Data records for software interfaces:

-------------------------

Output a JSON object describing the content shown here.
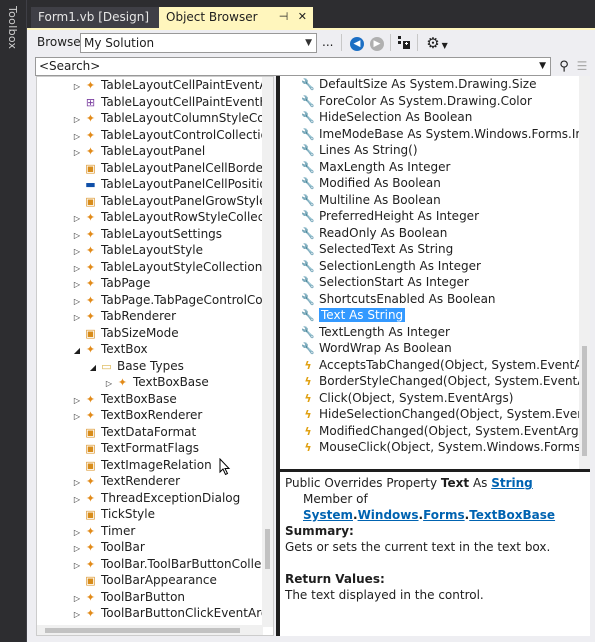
{
  "toolbox": {
    "label": "Toolbox"
  },
  "tabs": [
    {
      "label": "Form1.vb [Design]"
    },
    {
      "label": "Object Browser"
    }
  ],
  "toolbar": {
    "browse_label": "Browse:",
    "browse_value": "My Solution",
    "ellipsis": "..."
  },
  "search": {
    "placeholder": "<Search>"
  },
  "tree": [
    {
      "label": "TableLayoutCellPaintEventArgs",
      "icon": "class-icon",
      "expander": "collapsed",
      "indent": 0
    },
    {
      "label": "TableLayoutCellPaintEventHandle",
      "icon": "delegate-icon",
      "expander": "none",
      "indent": 0
    },
    {
      "label": "TableLayoutColumnStyleCollectic",
      "icon": "class-icon",
      "expander": "collapsed",
      "indent": 0
    },
    {
      "label": "TableLayoutControlCollection",
      "icon": "class-icon",
      "expander": "collapsed",
      "indent": 0
    },
    {
      "label": "TableLayoutPanel",
      "icon": "class-icon",
      "expander": "collapsed",
      "indent": 0
    },
    {
      "label": "TableLayoutPanelCellBorderStyle",
      "icon": "enum-icon",
      "expander": "none",
      "indent": 0
    },
    {
      "label": "TableLayoutPanelCellPosition",
      "icon": "struct-icon",
      "expander": "none",
      "indent": 0
    },
    {
      "label": "TableLayoutPanelGrowStyle",
      "icon": "enum-icon",
      "expander": "none",
      "indent": 0
    },
    {
      "label": "TableLayoutRowStyleCollection",
      "icon": "class-icon",
      "expander": "collapsed",
      "indent": 0
    },
    {
      "label": "TableLayoutSettings",
      "icon": "class-icon",
      "expander": "collapsed",
      "indent": 0
    },
    {
      "label": "TableLayoutStyle",
      "icon": "class-icon",
      "expander": "collapsed",
      "indent": 0
    },
    {
      "label": "TableLayoutStyleCollection",
      "icon": "class-icon",
      "expander": "collapsed",
      "indent": 0
    },
    {
      "label": "TabPage",
      "icon": "class-icon",
      "expander": "collapsed",
      "indent": 0
    },
    {
      "label": "TabPage.TabPageControlCollecti",
      "icon": "class-icon",
      "expander": "collapsed",
      "indent": 0
    },
    {
      "label": "TabRenderer",
      "icon": "class-icon",
      "expander": "collapsed",
      "indent": 0
    },
    {
      "label": "TabSizeMode",
      "icon": "enum-icon",
      "expander": "none",
      "indent": 0
    },
    {
      "label": "TextBox",
      "icon": "class-icon",
      "expander": "expanded",
      "indent": 0
    },
    {
      "label": "Base Types",
      "icon": "folder-icon",
      "expander": "expanded",
      "indent": 1
    },
    {
      "label": "TextBoxBase",
      "icon": "class-icon",
      "expander": "collapsed",
      "indent": 2
    },
    {
      "label": "TextBoxBase",
      "icon": "class-icon",
      "expander": "collapsed",
      "indent": 0
    },
    {
      "label": "TextBoxRenderer",
      "icon": "class-icon",
      "expander": "collapsed",
      "indent": 0
    },
    {
      "label": "TextDataFormat",
      "icon": "enum-icon",
      "expander": "none",
      "indent": 0
    },
    {
      "label": "TextFormatFlags",
      "icon": "enum-icon",
      "expander": "none",
      "indent": 0
    },
    {
      "label": "TextImageRelation",
      "icon": "enum-icon",
      "expander": "none",
      "indent": 0
    },
    {
      "label": "TextRenderer",
      "icon": "class-icon",
      "expander": "collapsed",
      "indent": 0
    },
    {
      "label": "ThreadExceptionDialog",
      "icon": "class-icon",
      "expander": "collapsed",
      "indent": 0
    },
    {
      "label": "TickStyle",
      "icon": "enum-icon",
      "expander": "none",
      "indent": 0
    },
    {
      "label": "Timer",
      "icon": "class-icon",
      "expander": "collapsed",
      "indent": 0
    },
    {
      "label": "ToolBar",
      "icon": "class-icon",
      "expander": "collapsed",
      "indent": 0
    },
    {
      "label": "ToolBar.ToolBarButtonCollection",
      "icon": "class-icon",
      "expander": "collapsed",
      "indent": 0
    },
    {
      "label": "ToolBarAppearance",
      "icon": "enum-icon",
      "expander": "none",
      "indent": 0
    },
    {
      "label": "ToolBarButton",
      "icon": "class-icon",
      "expander": "collapsed",
      "indent": 0
    },
    {
      "label": "ToolBarButtonClickEventArgs",
      "icon": "class-icon",
      "expander": "collapsed",
      "indent": 0
    }
  ],
  "members": [
    {
      "label": "DefaultSize As System.Drawing.Size",
      "kind": "property"
    },
    {
      "label": "ForeColor As System.Drawing.Color",
      "kind": "property"
    },
    {
      "label": "HideSelection As Boolean",
      "kind": "property"
    },
    {
      "label": "ImeModeBase As System.Windows.Forms.ImeMode",
      "kind": "property"
    },
    {
      "label": "Lines As String()",
      "kind": "property"
    },
    {
      "label": "MaxLength As Integer",
      "kind": "property"
    },
    {
      "label": "Modified As Boolean",
      "kind": "property"
    },
    {
      "label": "Multiline As Boolean",
      "kind": "property"
    },
    {
      "label": "PreferredHeight As Integer",
      "kind": "property"
    },
    {
      "label": "ReadOnly As Boolean",
      "kind": "property"
    },
    {
      "label": "SelectedText As String",
      "kind": "property"
    },
    {
      "label": "SelectionLength As Integer",
      "kind": "property"
    },
    {
      "label": "SelectionStart As Integer",
      "kind": "property"
    },
    {
      "label": "ShortcutsEnabled As Boolean",
      "kind": "property"
    },
    {
      "label": "Text As String",
      "kind": "property",
      "selected": true
    },
    {
      "label": "TextLength As Integer",
      "kind": "property"
    },
    {
      "label": "WordWrap As Boolean",
      "kind": "property"
    },
    {
      "label": "AcceptsTabChanged(Object, System.EventArgs)",
      "kind": "event"
    },
    {
      "label": "BorderStyleChanged(Object, System.EventArgs)",
      "kind": "event"
    },
    {
      "label": "Click(Object, System.EventArgs)",
      "kind": "event"
    },
    {
      "label": "HideSelectionChanged(Object, System.EventArgs)",
      "kind": "event"
    },
    {
      "label": "ModifiedChanged(Object, System.EventArgs)",
      "kind": "event"
    },
    {
      "label": "MouseClick(Object, System.Windows.Forms.MouseE",
      "kind": "event"
    }
  ],
  "description": {
    "prefix": "Public Overrides Property ",
    "name": "Text",
    "as_word": " As ",
    "type_link": "String",
    "member_of_prefix": "Member of ",
    "member_of_parts": [
      "System",
      "Windows",
      "Forms",
      "TextBoxBase"
    ],
    "member_of_sep": ".",
    "summary_heading": "Summary:",
    "summary_text": "Gets or sets the current text in the text box.",
    "return_heading": "Return Values:",
    "return_text": "The text displayed in the control."
  },
  "colors": {
    "tab_active": "#fff6bd",
    "selection": "#3399ff",
    "link": "#0063b1",
    "class_icon": "#e28b1a",
    "event_icon": "#e0a010"
  }
}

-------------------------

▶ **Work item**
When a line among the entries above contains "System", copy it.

▶ **Answer to this problem**
      "label": "DefaultSize As System.Drawing.Size",
      "label": "ForeColor As System.Drawing.Color",
      "label": "ImeModeBase As System.Windows.Forms.ImeMode",
      "label": "AcceptsTabChanged(Object, System.EventArgs)",
      "label": "BorderStyleChanged(Object, System.EventArgs)",
      "label": "Click(Object, System.EventArgs)",
      "label": "HideSelectionChanged(Object, System.EventArgs)",
      "label": "ModifiedChanged(Object, System.EventArgs)",
      "label": "MouseClick(Object, System.Windows.Forms.MouseE",
      "System",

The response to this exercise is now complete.